Poker is a card game in which players wager against one another in order to win the pot, which is the total sum of all bets placed by players. The goal is to form the best five-card hand based on the ranking of cards and beat all other players to claim the prize. Poker can be played in many different ways and has been adapted to suit numerous cultures around the world.
A good poker player must be able to make decisions under uncertainty, which is something that most people encounter in their daily lives. Making a decision when you don’t have all the facts requires an estimate of probabilities and can be a real challenge. The skill of estimating probabilities will benefit you in poker and throughout life.
The ability to focus and concentrate is another important poker skill that will help you in other areas of your life. You must be able to ignore distractions and pay attention to the small things that your opponents might tell you with their body language or actions. This can help you read them and improve your odds of winning the pot.
Poker also teaches you to control your emotions under pressure, which will help you in your career and personal life. It’s easy to get frustrated when you’re playing poorly, but you must be able to keep your emotions in check and not let them affect your decision-making. This is especially true in a high-stakes poker game where you might have a lot of money at risk.
It is also a great way to learn how to analyze your own play, and improve on the mistakes that you’ve made in the past. It is helpful to find a coach to help you out, and they can provide you with valuable tips and tricks to improve your game. Moreover, they can teach you how to avoid the common mistakes that most poker players make.
Poker is a complex game, and the strategy that you use will depend on a number of factors, including your own experience, the type of games you play, and the cards that are dealt. While there are a number of books and websites that can give you advice on how to play the game, it is always best to develop your own strategy through self-examination and discussion with other players.

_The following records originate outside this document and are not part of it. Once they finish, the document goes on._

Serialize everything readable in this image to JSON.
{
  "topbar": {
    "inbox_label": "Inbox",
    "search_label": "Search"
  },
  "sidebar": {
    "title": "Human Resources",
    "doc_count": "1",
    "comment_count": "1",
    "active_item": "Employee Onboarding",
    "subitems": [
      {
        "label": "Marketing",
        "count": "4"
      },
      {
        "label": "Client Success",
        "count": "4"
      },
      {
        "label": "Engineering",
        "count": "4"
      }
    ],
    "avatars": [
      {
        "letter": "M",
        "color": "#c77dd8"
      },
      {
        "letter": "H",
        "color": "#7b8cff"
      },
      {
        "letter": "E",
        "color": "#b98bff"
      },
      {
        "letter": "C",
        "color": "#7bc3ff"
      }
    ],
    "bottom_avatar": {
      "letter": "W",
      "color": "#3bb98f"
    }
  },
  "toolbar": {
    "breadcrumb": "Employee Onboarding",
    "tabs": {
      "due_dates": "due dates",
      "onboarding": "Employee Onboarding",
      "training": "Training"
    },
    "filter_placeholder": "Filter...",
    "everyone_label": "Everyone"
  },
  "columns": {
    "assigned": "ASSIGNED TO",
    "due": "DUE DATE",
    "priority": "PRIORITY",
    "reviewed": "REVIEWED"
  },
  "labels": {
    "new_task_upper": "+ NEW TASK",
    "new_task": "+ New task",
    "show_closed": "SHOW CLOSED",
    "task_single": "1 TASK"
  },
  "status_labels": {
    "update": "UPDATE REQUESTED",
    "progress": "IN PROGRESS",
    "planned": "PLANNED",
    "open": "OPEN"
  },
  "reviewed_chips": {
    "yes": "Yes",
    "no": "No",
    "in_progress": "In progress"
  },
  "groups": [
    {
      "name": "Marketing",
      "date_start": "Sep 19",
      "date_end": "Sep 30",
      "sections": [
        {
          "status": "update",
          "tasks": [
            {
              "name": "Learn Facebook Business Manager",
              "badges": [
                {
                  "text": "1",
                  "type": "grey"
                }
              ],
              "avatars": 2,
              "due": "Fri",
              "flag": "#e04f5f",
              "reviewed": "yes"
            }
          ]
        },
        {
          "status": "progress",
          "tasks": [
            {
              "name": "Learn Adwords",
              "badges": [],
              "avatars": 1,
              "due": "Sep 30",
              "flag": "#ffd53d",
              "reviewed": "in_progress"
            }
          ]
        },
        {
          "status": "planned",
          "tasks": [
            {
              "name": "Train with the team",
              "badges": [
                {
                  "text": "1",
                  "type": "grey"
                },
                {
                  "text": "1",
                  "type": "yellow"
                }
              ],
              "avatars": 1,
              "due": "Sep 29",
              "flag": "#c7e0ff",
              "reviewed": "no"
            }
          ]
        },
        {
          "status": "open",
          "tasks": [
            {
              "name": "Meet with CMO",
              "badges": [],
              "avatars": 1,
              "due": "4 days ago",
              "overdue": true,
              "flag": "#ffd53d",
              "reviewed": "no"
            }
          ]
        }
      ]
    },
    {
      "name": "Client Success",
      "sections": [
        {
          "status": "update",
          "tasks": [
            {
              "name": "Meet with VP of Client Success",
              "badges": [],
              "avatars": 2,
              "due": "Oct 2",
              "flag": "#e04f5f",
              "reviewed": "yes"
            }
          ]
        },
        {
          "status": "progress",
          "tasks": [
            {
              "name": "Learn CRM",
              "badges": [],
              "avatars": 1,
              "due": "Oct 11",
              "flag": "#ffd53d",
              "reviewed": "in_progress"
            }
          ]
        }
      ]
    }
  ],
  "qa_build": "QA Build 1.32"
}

The poker landscape is completely different than it was back during the “Moneymaker Boom.” There are now a million poker forums, countless poker software programs, and seemingly endless lists of books to read. But the best way to improve your poker skills is still to sit down at a table and play. Watch the other players closely and observe their decisions, and make your own strategy based on that information. This will allow you to learn faster and better.